Though the teenager ultimately lost out on the top prize to Sam Noakes of Kent, his progression to the finals in his first year in senior competition, and just four years after taking up the sport, has captured the attention of many within the sport.
Amaar beat the number one seed, Isaacs Milburn on his way to the finals, which were held at Manchester Central Convention Complex earlier this month.
While disappointed not to get the title, the teenager described making the final as a “big thing” in his first year since stepping up from the youth ranks.
“I’ve only had 30 bouts and been boxing four years,” said Amaar.
“I won two national titles in my first two years and also Yorkshire titles, but then I had a tough time of it as a Youth and even though I knew I could win things, it didn’t quite work out that way.
“This year things have come right.

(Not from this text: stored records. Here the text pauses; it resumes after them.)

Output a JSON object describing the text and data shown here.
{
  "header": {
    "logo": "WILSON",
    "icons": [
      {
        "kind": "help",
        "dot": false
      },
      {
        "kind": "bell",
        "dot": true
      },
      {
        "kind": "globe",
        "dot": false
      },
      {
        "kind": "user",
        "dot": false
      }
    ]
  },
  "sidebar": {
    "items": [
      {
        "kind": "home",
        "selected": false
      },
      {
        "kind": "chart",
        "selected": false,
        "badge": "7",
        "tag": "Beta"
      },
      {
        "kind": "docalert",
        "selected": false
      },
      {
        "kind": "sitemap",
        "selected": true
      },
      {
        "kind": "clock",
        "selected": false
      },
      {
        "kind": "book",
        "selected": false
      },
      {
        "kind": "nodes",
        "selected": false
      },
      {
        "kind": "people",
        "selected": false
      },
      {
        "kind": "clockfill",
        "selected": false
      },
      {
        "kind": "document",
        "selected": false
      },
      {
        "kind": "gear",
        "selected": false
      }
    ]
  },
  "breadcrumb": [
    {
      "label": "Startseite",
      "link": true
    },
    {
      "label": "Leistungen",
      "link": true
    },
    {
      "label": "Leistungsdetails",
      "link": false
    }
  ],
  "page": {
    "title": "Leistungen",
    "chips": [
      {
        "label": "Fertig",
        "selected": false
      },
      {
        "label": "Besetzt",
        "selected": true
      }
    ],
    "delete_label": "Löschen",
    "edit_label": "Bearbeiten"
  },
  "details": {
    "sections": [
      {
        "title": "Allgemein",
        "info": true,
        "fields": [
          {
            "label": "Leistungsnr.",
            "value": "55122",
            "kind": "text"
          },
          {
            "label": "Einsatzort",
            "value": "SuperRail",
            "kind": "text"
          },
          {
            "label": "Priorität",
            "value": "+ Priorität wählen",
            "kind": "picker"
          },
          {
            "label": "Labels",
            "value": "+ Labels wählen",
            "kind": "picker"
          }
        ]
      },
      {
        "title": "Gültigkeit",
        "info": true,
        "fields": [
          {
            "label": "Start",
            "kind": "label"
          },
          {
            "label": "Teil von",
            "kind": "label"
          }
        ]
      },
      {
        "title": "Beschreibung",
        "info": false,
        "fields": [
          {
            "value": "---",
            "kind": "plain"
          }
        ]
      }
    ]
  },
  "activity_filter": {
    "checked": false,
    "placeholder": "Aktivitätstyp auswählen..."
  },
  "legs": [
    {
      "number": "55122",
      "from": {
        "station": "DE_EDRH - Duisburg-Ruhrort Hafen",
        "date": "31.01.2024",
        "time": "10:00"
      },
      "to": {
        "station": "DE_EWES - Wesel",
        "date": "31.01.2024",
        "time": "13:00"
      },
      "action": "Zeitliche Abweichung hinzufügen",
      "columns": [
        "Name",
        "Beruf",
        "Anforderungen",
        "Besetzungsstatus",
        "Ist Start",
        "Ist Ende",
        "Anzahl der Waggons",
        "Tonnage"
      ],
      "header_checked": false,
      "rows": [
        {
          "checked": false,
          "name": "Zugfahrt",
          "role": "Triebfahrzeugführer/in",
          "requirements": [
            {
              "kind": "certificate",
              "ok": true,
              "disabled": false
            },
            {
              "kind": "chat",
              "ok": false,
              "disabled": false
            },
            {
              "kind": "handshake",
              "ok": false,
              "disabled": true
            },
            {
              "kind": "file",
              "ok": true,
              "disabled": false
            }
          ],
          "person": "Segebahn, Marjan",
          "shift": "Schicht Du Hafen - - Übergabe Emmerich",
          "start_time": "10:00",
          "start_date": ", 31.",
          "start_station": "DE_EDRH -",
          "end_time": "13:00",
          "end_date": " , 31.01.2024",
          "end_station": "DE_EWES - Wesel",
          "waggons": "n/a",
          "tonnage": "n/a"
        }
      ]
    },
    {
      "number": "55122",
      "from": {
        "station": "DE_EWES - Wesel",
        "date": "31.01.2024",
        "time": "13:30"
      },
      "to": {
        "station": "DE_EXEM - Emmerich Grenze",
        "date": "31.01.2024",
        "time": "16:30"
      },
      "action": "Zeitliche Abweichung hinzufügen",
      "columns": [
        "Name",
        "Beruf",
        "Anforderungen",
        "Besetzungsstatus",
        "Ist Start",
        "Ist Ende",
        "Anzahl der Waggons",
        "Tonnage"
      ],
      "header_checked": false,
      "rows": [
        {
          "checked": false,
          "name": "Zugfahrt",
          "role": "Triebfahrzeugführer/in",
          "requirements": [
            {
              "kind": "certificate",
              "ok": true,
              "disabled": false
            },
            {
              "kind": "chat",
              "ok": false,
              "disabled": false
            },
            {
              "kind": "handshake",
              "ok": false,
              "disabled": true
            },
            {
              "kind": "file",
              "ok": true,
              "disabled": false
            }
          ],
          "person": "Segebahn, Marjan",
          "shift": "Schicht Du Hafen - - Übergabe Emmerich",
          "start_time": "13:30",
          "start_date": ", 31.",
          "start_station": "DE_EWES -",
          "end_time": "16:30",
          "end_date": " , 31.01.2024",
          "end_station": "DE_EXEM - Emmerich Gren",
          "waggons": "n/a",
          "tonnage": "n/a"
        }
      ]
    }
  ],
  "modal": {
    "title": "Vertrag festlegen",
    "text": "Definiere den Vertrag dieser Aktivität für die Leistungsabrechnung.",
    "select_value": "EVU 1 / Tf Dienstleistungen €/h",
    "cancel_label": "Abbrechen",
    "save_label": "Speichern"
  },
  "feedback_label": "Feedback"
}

I think the headguards coming off as a senior has helped me because you can see more shots coming.”
The light welterweight trains at his father’s Warrior Breed Gym in Dewsbury and is studying a Level 3 Sports course at Bradford College, which boasts among its former students Nicola Adams OBE – the first woman to win an Olympic boxing gold medal – and Team GB’s ‘Hurricane’ Harris Akbar, who is aiming to represent Great Britain in the 2020 Olympics in Tokyo having last month won a silver medal in the European Under 22 championship in Russia.
Proud dad Zahir Akbar, a former probation officer, who owns Warrior Breed Gym, takes care of every aspect of his son’s training: “I’ve been coaching Amaar and training him four to five times a week between 1-2 hours per session,” explains Zahir.

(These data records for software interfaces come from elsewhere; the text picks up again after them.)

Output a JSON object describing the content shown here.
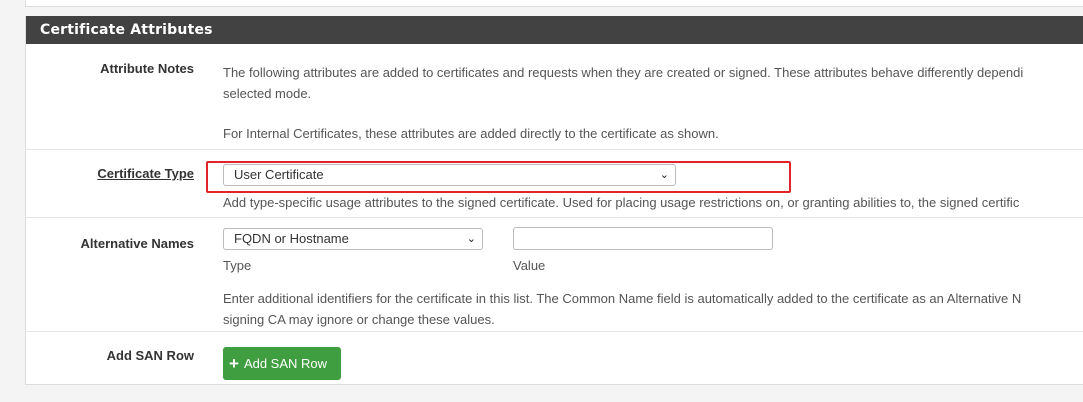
{
  "panel": {
    "title": "Certificate Attributes"
  },
  "attribute_notes": {
    "label": "Attribute Notes",
    "line1": "The following attributes are added to certificates and requests when they are created or signed. These attributes behave differently dependi",
    "line2": "selected mode.",
    "line3": "For Internal Certificates, these attributes are added directly to the certificate as shown."
  },
  "certificate_type": {
    "label": "Certificate Type",
    "selected": "User Certificate",
    "help": "Add type-specific usage attributes to the signed certificate. Used for placing usage restrictions on, or granting abilities to, the signed certific"
  },
  "alternative_names": {
    "label": "Alternative Names",
    "type_selected": "FQDN or Hostname",
    "value": "",
    "type_label": "Type",
    "value_label": "Value",
    "help_line1": "Enter additional identifiers for the certificate in this list. The Common Name field is automatically added to the certificate as an Alternative N",
    "help_line2": "signing CA may ignore or change these values."
  },
  "add_san": {
    "label": "Add SAN Row",
    "button": "Add SAN Row"
  }
}
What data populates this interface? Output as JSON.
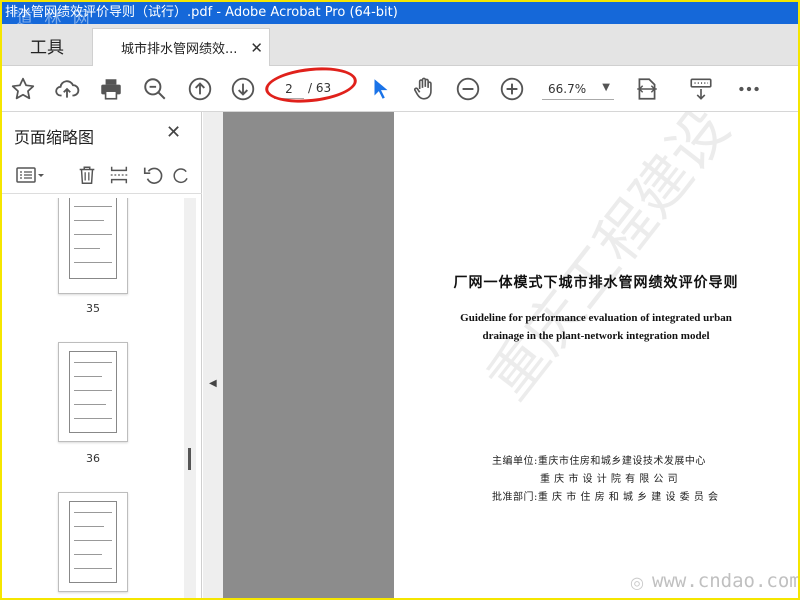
{
  "window": {
    "title": "排水管网绩效评价导则（试行）.pdf - Adobe Acrobat Pro (64-bit)",
    "watermark": "道 林 网"
  },
  "tabs": {
    "tools_label": "工具",
    "doc_label": "城市排水管网绩效...",
    "close_glyph": "✕"
  },
  "toolbar": {
    "current_page": "2",
    "total_pages": "/ 63",
    "zoom": "66.7%",
    "zoom_arrow": "▼"
  },
  "sidebar": {
    "title": "页面缩略图",
    "close_glyph": "✕",
    "thumbnails": [
      {
        "label": "35"
      },
      {
        "label": "36"
      },
      {
        "label": ""
      }
    ]
  },
  "document": {
    "title_cn": "厂网一体模式下城市排水管网绩效评价导则",
    "title_en_line1": "Guideline for performance evaluation of integrated urban",
    "title_en_line2": "drainage in the plant-network integration model",
    "units": [
      "主编单位:重庆市住房和城乡建设技术发展中心",
      "重 庆 市 设 计 院 有 限 公 司",
      "批准部门:重 庆 市 住 房 和 城 乡 建 设 委 员 会"
    ],
    "watermark_text": "重庆工程建设",
    "watermark_url": "www.cndao.com",
    "watermark_logo": "◎"
  },
  "colors": {
    "accent": "#1568d9",
    "highlight": "#e0211b",
    "select_tool": "#1a73e8"
  }
}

“I plan all his sparring and travels all around the country with him, and deal with the mental and emotional aspects of the sport. I also take care of his diet – though I’m not much of a cook – Amaar’s mum takes care of prepping all his meals.

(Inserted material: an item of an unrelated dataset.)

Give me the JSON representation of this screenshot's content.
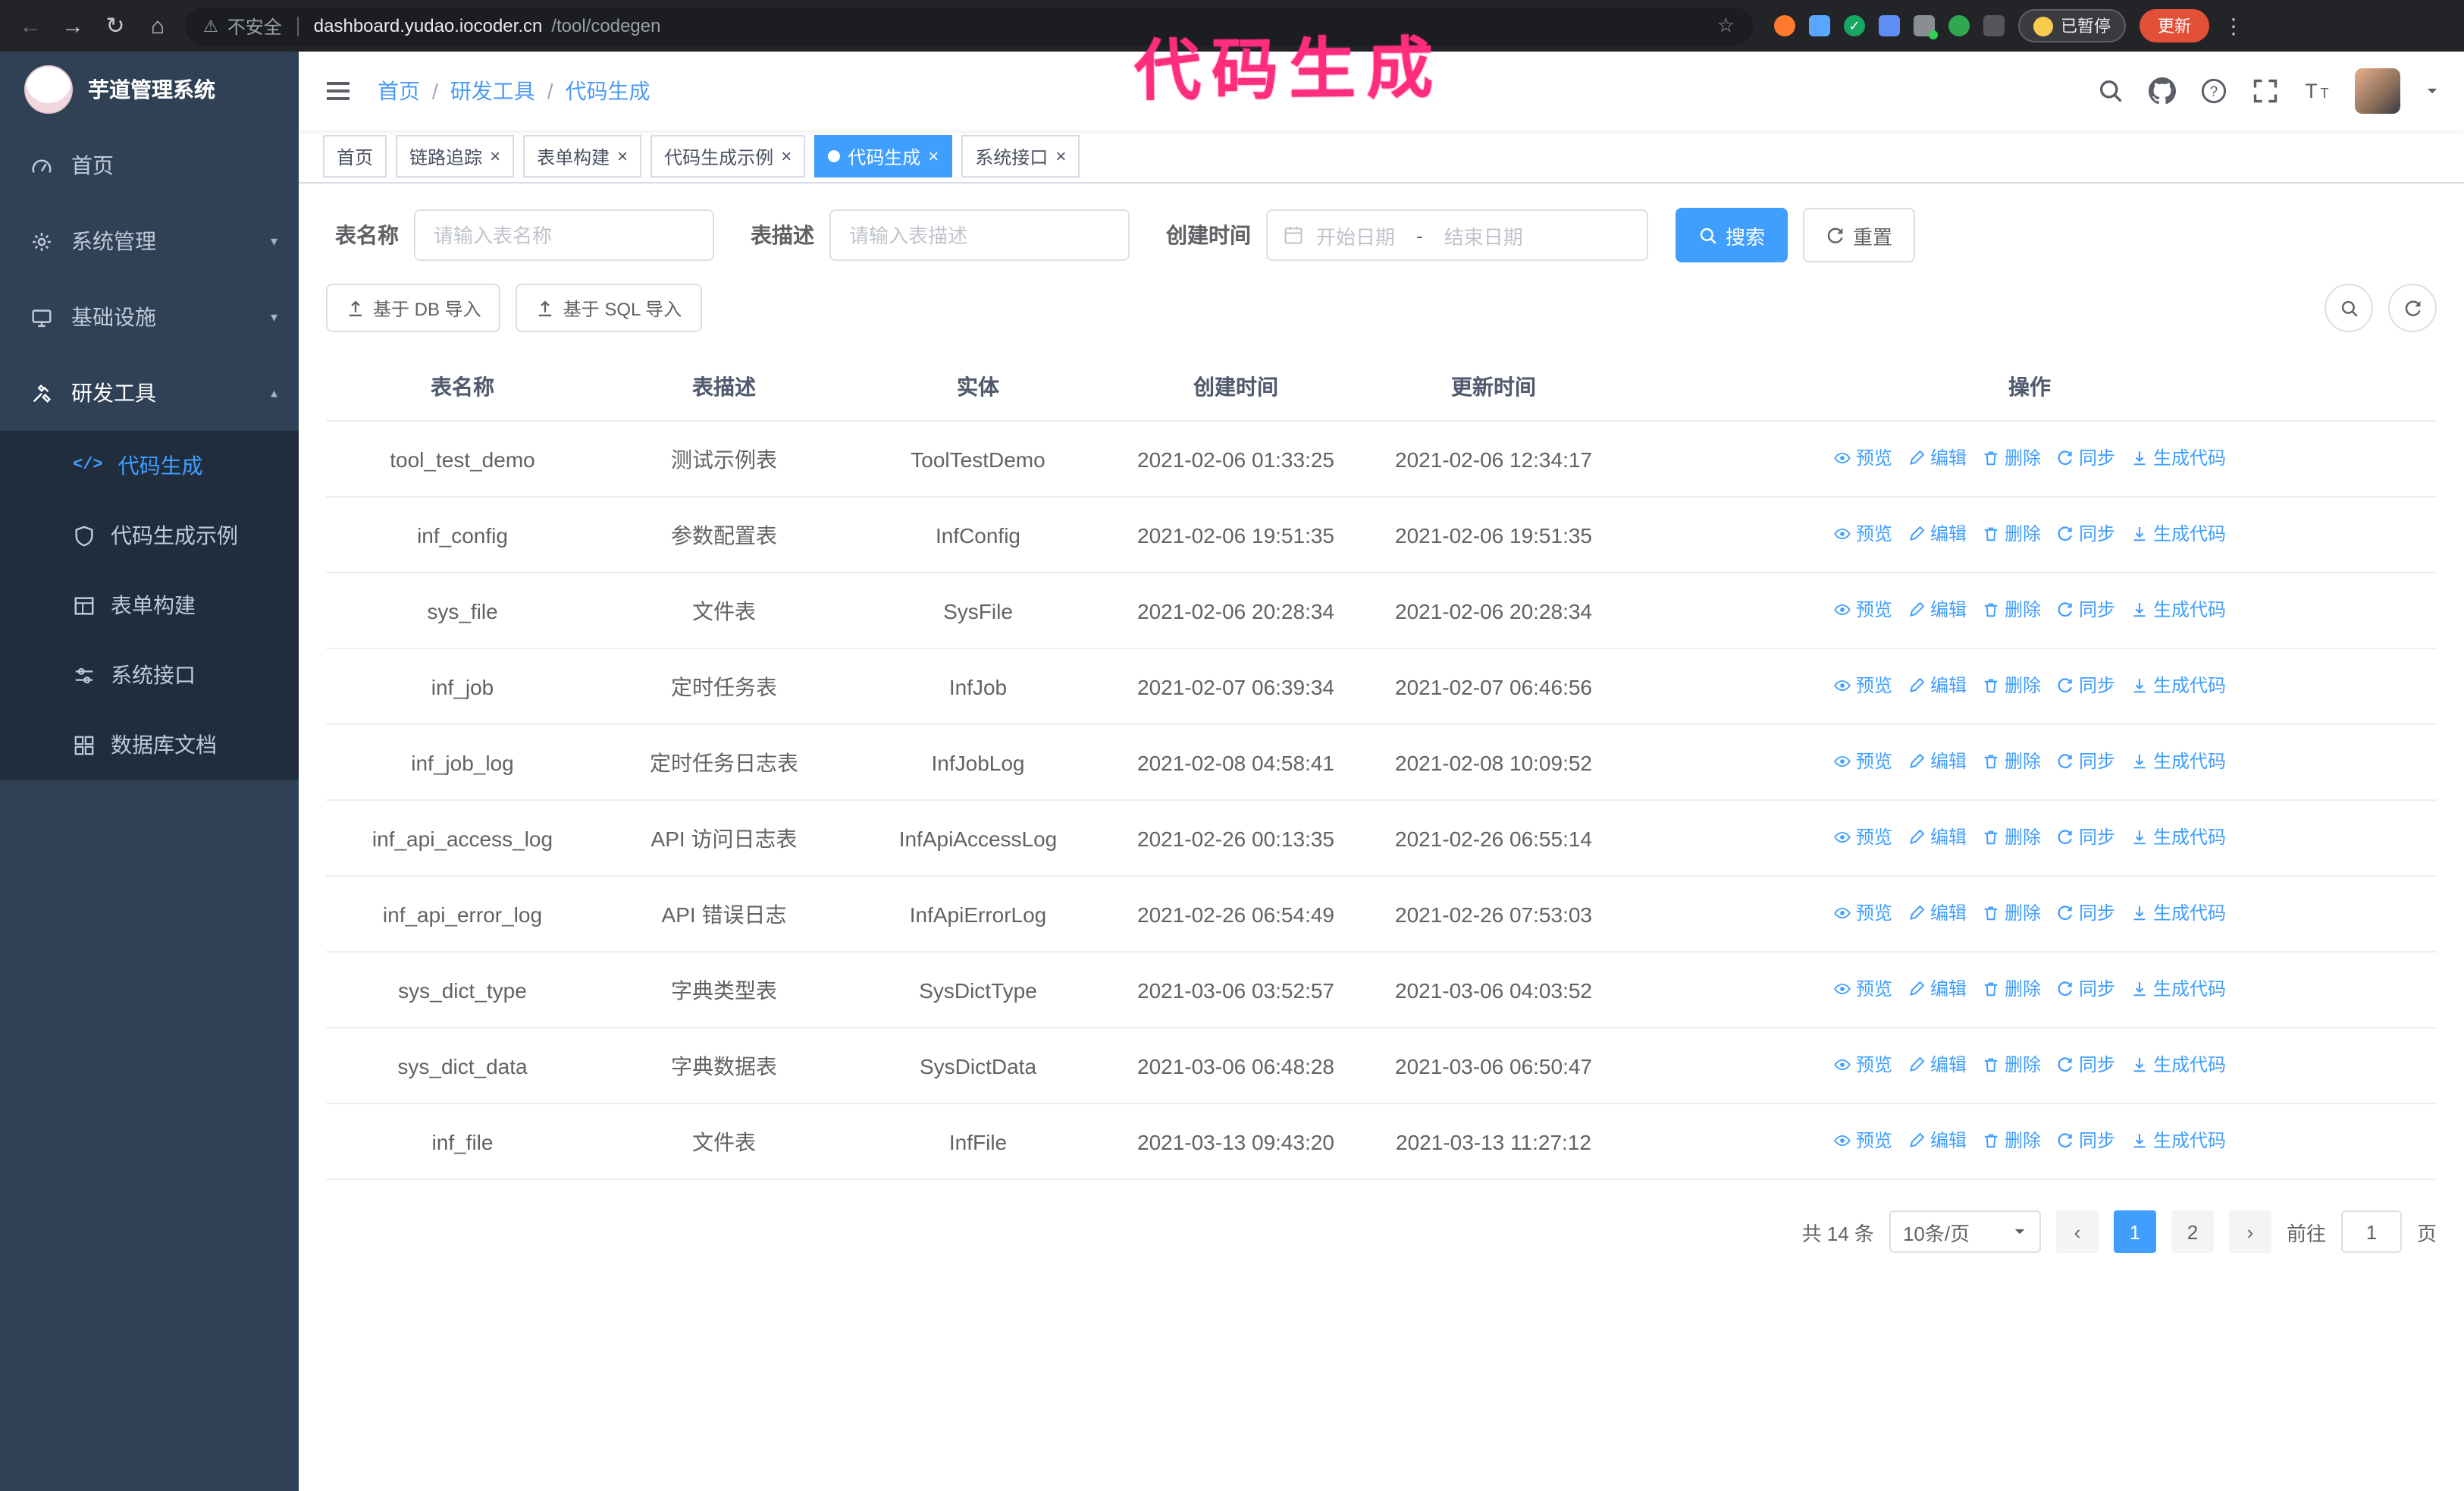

“Amaar has had much success in his short boxing career to date winning two national titles, five Yorkshire champion titles including the youth under 64kg belt holder. He’s a 2-time boxcup champion, junior finalist and a senior elite finalist,” adds Zahir.
Amaar has very strong faith in his religion and tells how his faith, family and friends have helped him come through some very dark spots in his life.
“I lost a very loving aunt in 2011, then just two weeks later lost my youngest brother to a heart condition,” reveals Amaar.
“It was a very dark period in my life and as a family we’ve had a lot to tackle. But belief, perseverance, and mental strength kept me focused on the sport that I love. I know that boxing has helped me deal with some traumatic events in my life.”
When Amaar has a boxing match or tournament to prepare for, he trains 5 to 6 days a week with 2 or 3 session per day depending on his mental and physical well being. He says trying to juggle college and boxing very hard task, but one which has slowly learnt how to master.
Mally McIver, boxing coach at Bradford College, said: “Getting to the final is a hugely impressive achievement for someone who has only been boxing four years and has only just stepped up to the senior level.
“Amaar definitely has an exciting future. He is one to watch.”